    9. ^ "زمان دیدار بعدی استقلال مشخص شد؛ لحظه شماری برای ال‌کلاسیکوی آسیا". irna. 23 September 2020. Retrieved 26 January 2021.
    10. ^ "لحظه شماری برای ال‌کلاسیکوی آسیا/ زمان دیدار استقلال در مرحله حذفی مشخص شد". alalamtv. 23 September 2020. Retrieved 26 January 2021.
    11. ^ "Presidents – Al Hilal Saudi Club: The Official Website". alhilal.com. Archived from the original on 8 June 2012. Retrieved 4 January 2017.
    12. ^ "Saudi Arabia – List of Cup Winners". Rec.Sport.Soccer Statistics Foundation. Retrieved 4 January 2017.
    13. ^ FIFA.com. "Live Scores - Clubs: Al Hilalclub_hint=Al Hilal - FIFA". FIFA. Archived from the original on 1 August 2009. Retrieved 4 January 2017.

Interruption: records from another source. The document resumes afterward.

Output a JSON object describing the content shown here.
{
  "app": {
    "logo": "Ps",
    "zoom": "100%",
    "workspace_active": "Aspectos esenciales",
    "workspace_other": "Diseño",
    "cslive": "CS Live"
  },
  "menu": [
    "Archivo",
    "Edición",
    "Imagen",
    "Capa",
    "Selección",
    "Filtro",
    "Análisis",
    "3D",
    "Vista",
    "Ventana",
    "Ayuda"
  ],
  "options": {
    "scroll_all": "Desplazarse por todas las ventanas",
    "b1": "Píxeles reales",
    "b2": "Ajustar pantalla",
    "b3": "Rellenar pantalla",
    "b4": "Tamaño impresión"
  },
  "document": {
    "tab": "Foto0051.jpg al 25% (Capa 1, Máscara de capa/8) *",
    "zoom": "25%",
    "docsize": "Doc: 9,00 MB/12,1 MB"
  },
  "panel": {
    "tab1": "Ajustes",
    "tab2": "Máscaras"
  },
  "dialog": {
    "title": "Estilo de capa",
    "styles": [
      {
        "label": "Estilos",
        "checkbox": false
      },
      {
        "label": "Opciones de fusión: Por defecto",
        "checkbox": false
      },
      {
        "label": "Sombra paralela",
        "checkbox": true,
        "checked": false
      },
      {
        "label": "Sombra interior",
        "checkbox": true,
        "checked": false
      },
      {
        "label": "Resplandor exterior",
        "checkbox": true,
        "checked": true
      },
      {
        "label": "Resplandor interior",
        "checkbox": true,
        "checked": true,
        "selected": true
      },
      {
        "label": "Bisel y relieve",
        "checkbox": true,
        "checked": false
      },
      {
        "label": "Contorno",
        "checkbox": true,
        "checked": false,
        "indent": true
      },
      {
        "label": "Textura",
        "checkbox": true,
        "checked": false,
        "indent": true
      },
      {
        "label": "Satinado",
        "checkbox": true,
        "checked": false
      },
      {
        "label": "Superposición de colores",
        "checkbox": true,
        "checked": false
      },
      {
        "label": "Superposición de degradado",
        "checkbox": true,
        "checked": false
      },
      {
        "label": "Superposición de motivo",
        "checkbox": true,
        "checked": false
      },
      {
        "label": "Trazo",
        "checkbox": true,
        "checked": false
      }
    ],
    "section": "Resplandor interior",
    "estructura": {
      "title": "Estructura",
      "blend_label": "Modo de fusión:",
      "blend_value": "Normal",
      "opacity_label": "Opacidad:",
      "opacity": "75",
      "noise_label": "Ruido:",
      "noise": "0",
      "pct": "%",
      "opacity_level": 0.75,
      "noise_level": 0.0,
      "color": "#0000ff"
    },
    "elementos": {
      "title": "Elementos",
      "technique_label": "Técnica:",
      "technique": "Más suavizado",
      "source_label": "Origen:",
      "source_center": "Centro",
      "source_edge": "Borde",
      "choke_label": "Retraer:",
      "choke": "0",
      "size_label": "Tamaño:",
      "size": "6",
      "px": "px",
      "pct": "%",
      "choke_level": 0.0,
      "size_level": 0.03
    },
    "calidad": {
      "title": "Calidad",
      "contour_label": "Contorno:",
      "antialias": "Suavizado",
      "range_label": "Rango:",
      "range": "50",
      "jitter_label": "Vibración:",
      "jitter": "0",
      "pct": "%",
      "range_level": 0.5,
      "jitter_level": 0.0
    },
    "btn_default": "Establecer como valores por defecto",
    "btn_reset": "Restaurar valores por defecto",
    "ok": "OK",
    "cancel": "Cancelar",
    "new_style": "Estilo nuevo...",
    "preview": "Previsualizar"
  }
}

    14. ^ not official by Saudi FA nor Egyptian FA

    External linksEdit